━━ RECORDS

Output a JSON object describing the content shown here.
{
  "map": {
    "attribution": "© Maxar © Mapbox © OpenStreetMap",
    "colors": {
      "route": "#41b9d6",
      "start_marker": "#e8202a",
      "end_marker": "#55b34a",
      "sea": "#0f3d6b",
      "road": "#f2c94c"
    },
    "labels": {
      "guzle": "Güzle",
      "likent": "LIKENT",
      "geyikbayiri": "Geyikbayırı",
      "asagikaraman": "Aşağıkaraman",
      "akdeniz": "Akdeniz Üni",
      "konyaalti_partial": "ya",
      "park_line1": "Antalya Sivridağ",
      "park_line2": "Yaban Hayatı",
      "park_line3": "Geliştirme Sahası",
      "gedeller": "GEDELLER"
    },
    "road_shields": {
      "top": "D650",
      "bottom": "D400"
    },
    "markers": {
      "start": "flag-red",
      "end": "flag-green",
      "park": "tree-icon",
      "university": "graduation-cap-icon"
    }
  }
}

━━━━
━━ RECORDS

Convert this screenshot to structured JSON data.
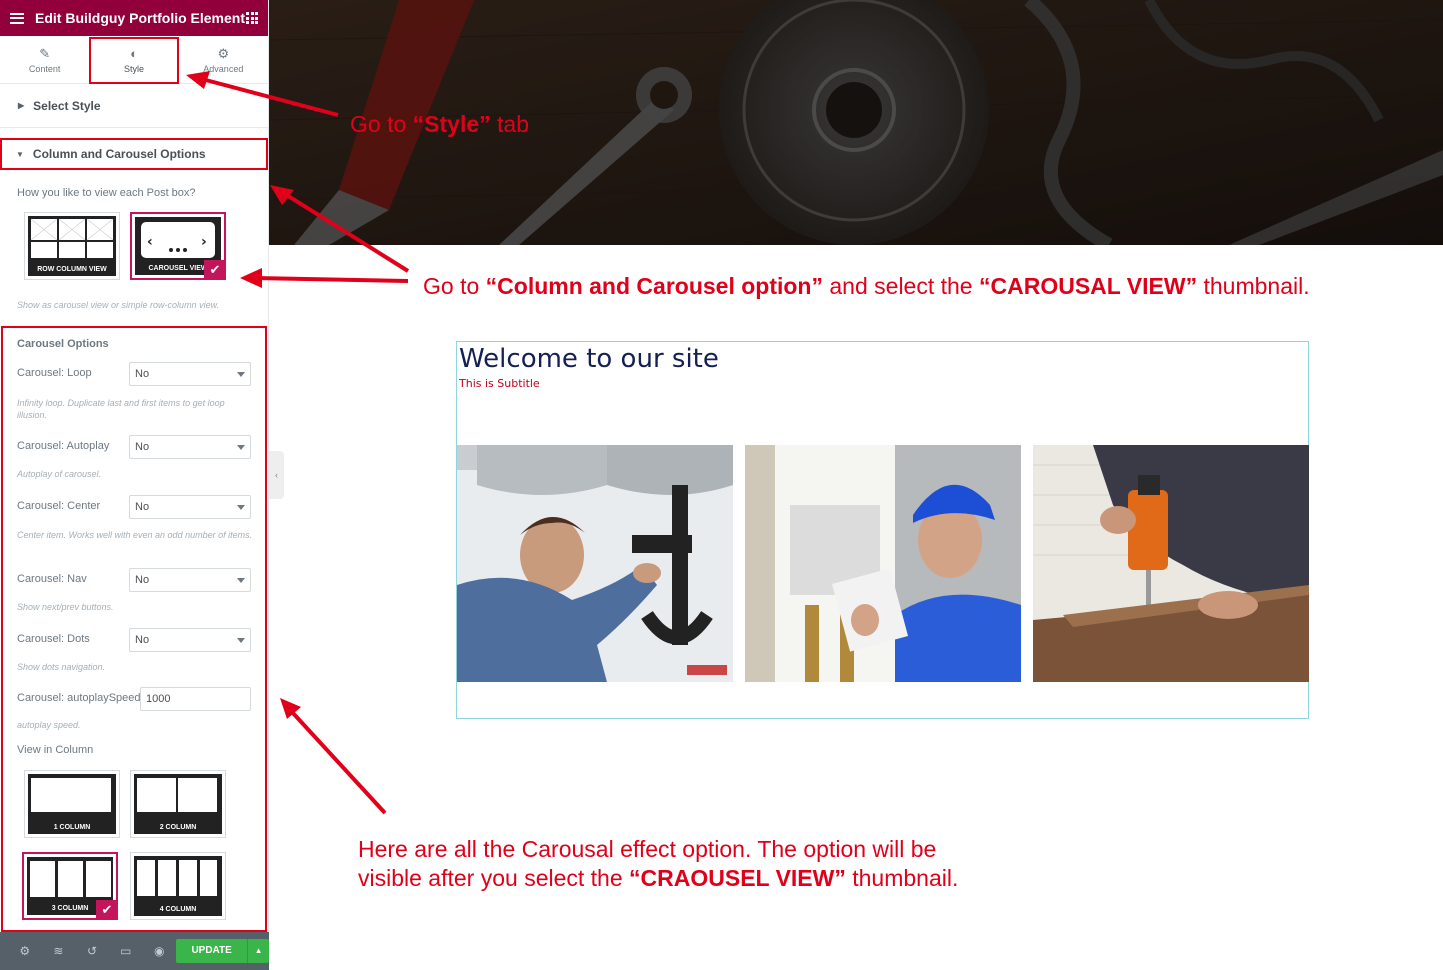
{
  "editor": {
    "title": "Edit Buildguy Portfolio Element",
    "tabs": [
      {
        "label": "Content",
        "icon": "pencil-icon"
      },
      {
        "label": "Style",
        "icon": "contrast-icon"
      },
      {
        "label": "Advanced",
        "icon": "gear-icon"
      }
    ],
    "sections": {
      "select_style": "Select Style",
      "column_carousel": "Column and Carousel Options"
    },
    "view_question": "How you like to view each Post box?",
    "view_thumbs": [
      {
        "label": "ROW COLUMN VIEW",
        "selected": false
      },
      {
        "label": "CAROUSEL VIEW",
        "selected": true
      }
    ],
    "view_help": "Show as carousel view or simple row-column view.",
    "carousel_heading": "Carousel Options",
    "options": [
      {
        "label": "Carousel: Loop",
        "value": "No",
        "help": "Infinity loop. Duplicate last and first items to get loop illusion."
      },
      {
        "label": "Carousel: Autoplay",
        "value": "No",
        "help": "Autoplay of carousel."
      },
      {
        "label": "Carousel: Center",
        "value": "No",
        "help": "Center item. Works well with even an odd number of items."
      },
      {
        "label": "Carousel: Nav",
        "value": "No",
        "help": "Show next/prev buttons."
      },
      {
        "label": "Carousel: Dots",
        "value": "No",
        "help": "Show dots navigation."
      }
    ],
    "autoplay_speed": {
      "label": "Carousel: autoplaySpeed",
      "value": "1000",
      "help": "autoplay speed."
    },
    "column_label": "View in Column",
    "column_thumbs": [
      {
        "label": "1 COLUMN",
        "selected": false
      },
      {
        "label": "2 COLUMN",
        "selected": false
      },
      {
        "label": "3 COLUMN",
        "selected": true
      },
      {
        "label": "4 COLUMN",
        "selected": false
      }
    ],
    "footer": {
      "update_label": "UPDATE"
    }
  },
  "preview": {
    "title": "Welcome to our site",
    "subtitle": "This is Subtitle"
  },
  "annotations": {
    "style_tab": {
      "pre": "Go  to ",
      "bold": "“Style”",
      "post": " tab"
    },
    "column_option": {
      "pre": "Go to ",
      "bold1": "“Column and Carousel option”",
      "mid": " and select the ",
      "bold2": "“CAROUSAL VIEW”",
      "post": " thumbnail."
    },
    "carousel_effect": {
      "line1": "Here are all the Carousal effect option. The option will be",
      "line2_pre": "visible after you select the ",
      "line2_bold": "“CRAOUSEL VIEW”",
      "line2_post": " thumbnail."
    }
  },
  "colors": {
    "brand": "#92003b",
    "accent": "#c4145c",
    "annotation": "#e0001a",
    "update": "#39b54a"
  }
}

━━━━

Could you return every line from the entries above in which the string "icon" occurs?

      "park": "tree-icon",
      "university": "graduation-cap-icon"
        "icon": "pencil-icon"
        "icon": "contrast-icon"
        "icon": "gear-icon"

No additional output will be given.